** Opening DATASET block **

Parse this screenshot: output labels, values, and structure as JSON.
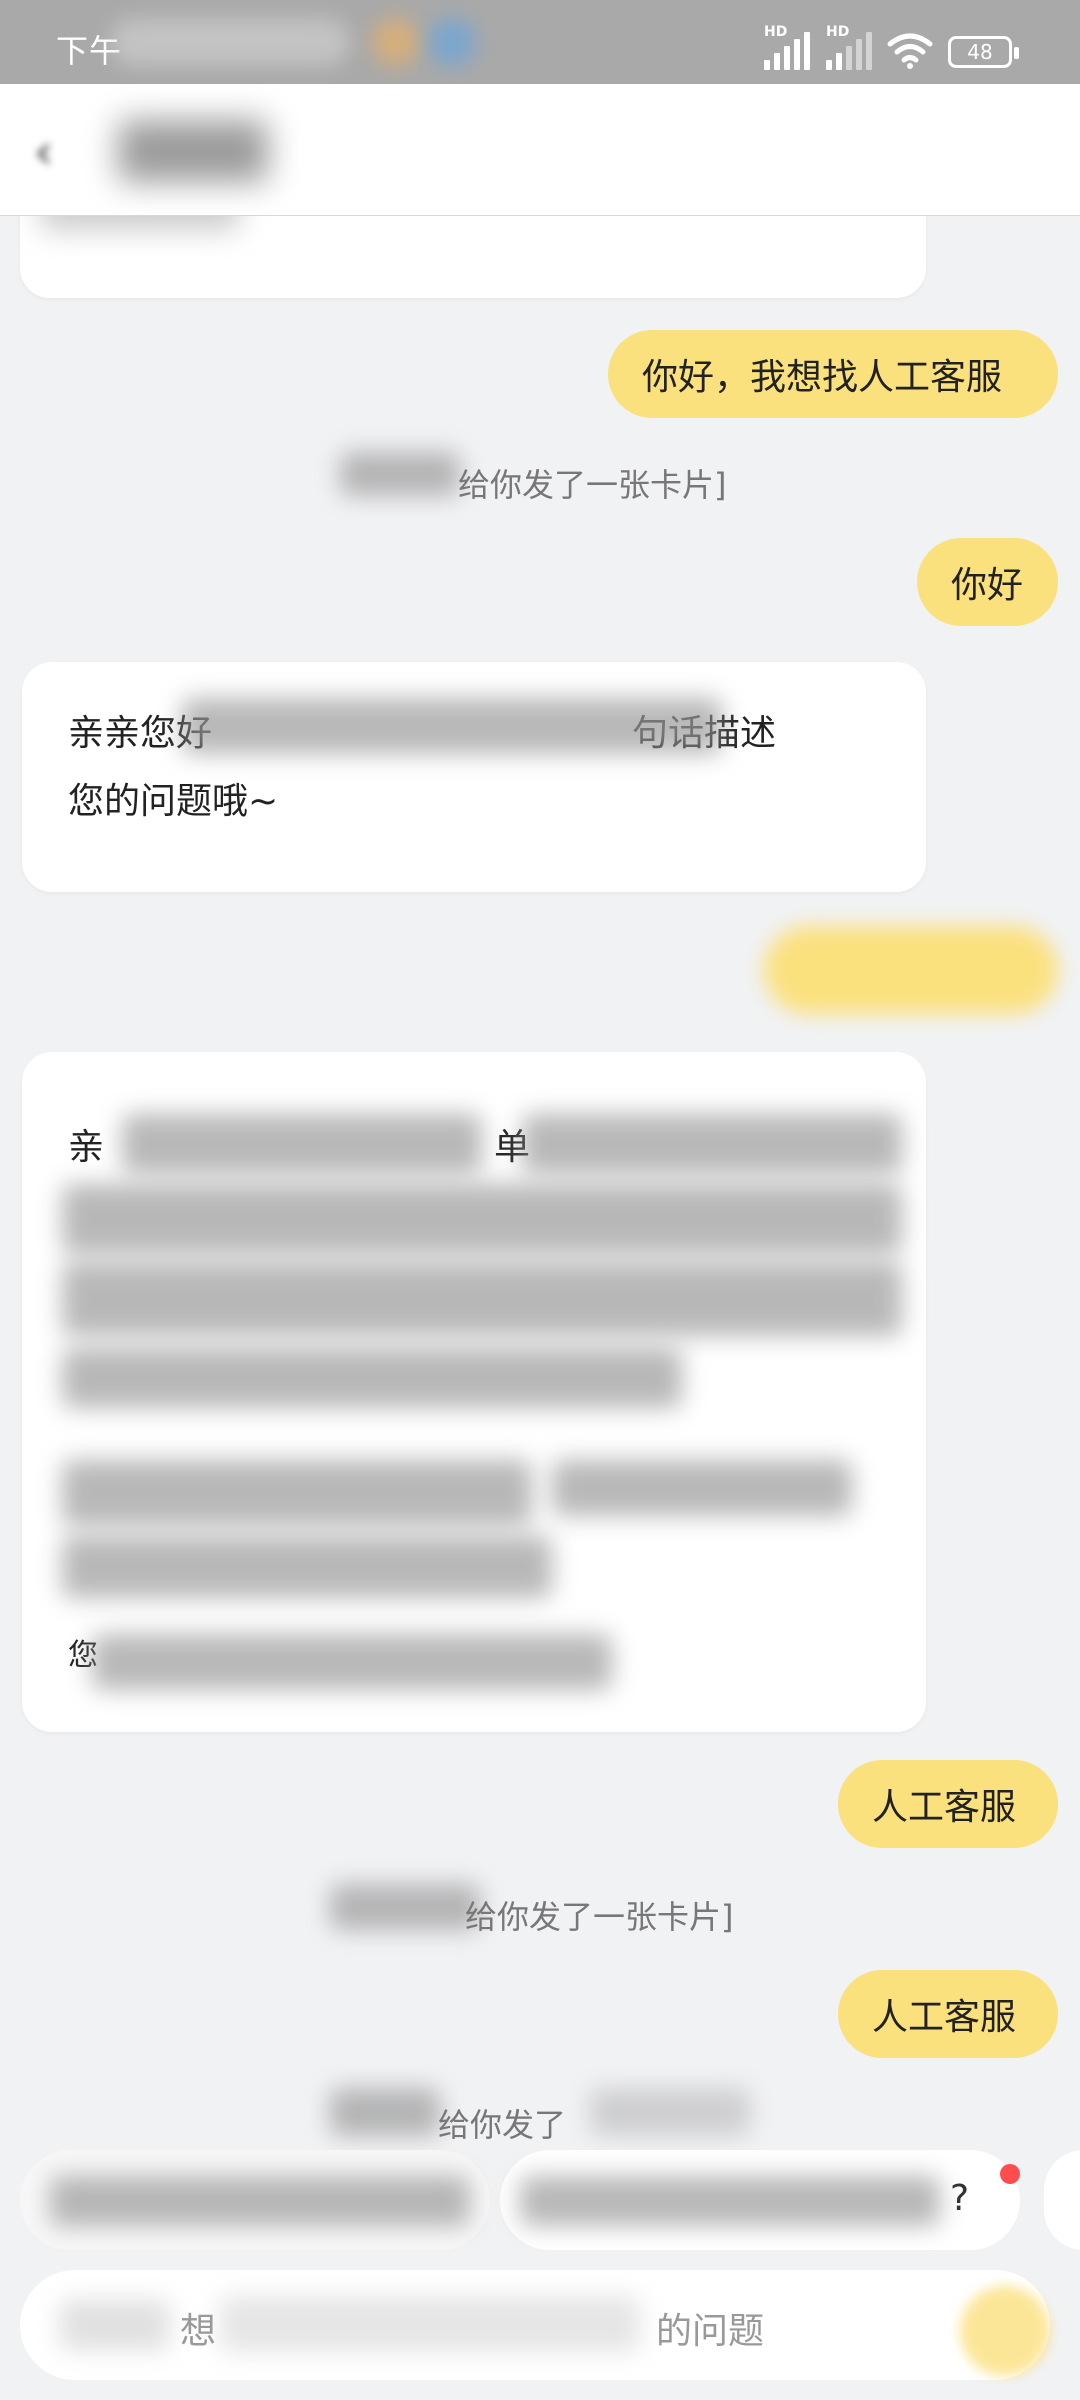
{
  "status_bar": {
    "time": "下午",
    "battery": "48",
    "signal1_label": "HD",
    "signal2_label": "HD"
  },
  "header": {
    "back_icon": "chevron-left-icon"
  },
  "messages": [
    {
      "type": "user",
      "text": "你好，我想找人工客服"
    },
    {
      "type": "system",
      "text": "给你发了一张卡片]"
    },
    {
      "type": "user",
      "text": "你好"
    },
    {
      "type": "bot",
      "line1_start": "亲亲您好",
      "line1_end": "句话描述",
      "line2": "您的问题哦~"
    },
    {
      "type": "user",
      "text": ""
    },
    {
      "type": "bot",
      "line1_start": "亲",
      "line1_mid": "单",
      "footer": "您"
    },
    {
      "type": "user",
      "text": "人工客服"
    },
    {
      "type": "system",
      "text": "给你发了一张卡片]"
    },
    {
      "type": "user",
      "text": "人工客服"
    },
    {
      "type": "system",
      "text": "给你发了"
    }
  ],
  "suggestion": {
    "text": "?"
  },
  "input": {
    "placeholder_start": "想",
    "placeholder_end": "的问题"
  },
  "colors": {
    "user_bubble": "#fbe07e",
    "background": "#f1f2f4",
    "status_bar": "#a9a9a9"
  }
}
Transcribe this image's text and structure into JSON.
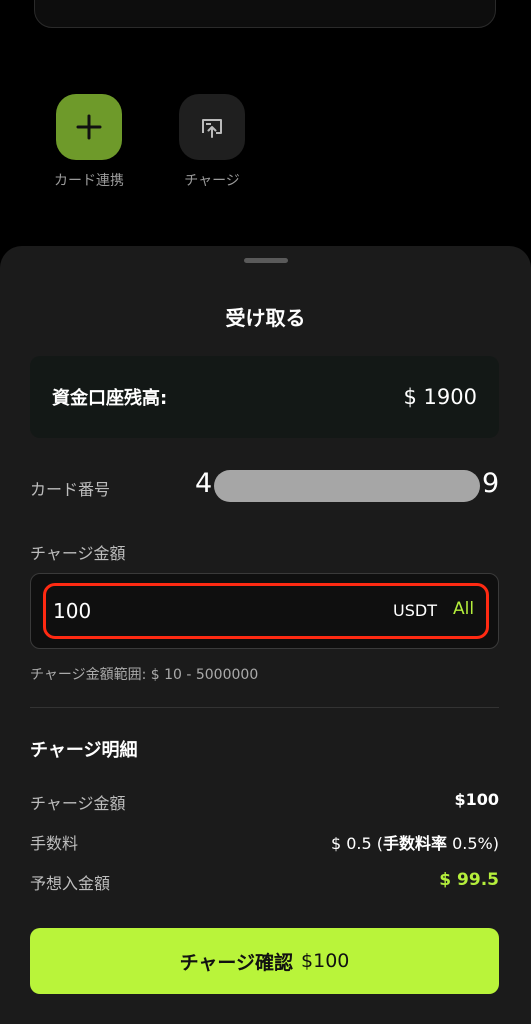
{
  "background": {
    "actions": [
      {
        "label": "カード連携",
        "icon": "plus-icon"
      },
      {
        "label": "チャージ",
        "icon": "charge-icon"
      }
    ]
  },
  "sheet": {
    "title": "受け取る",
    "balance": {
      "label": "資金口座残高:",
      "value": "$ 1900"
    },
    "card": {
      "label": "カード番号",
      "first_digit": "4",
      "last_digit": "9"
    },
    "amount": {
      "label": "チャージ金額",
      "value": "100",
      "unit": "USDT",
      "all_label": "All",
      "range": "チャージ金額範囲: $ 10 - 5000000"
    },
    "details": {
      "title": "チャージ明細",
      "rows": [
        {
          "label": "チャージ金額",
          "value": "$100"
        },
        {
          "label": "手数料",
          "value": "$ 0.5 (",
          "rate": "手数料率",
          "rate_value": " 0.5%)"
        },
        {
          "label": "予想入金額",
          "value": "$ 99.5"
        }
      ]
    },
    "confirm": {
      "label": "チャージ確認",
      "amount": "$100"
    }
  },
  "colors": {
    "accent": "#b9f43a",
    "highlight": "#ff2a12",
    "add_button": "#6e9a2a"
  }
}
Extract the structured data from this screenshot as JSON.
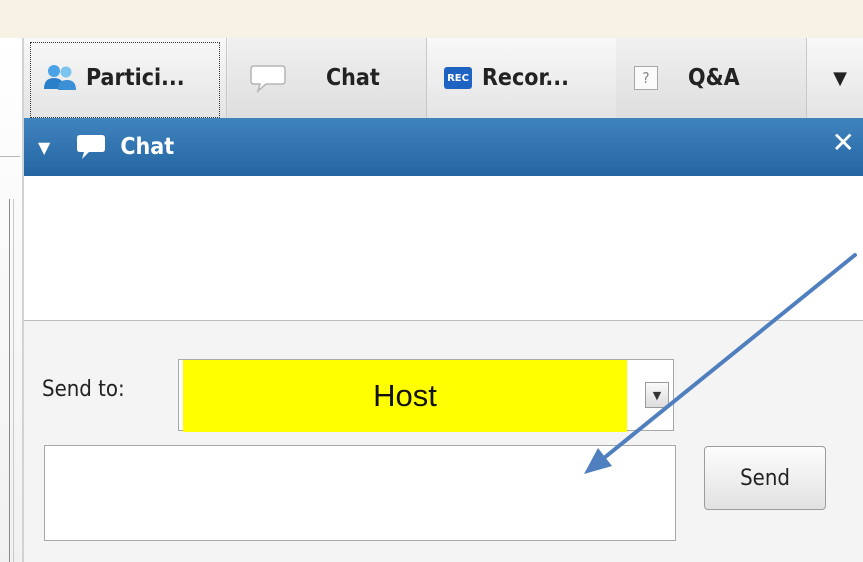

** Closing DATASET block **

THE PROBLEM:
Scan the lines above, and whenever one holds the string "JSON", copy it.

WRITTEN RESPONSE:
Parse this screenshot: output labels, values, and structure as JSON.
Transcribe this image's text and structure into JSON.
Extract the structured data from this screenshot as JSON.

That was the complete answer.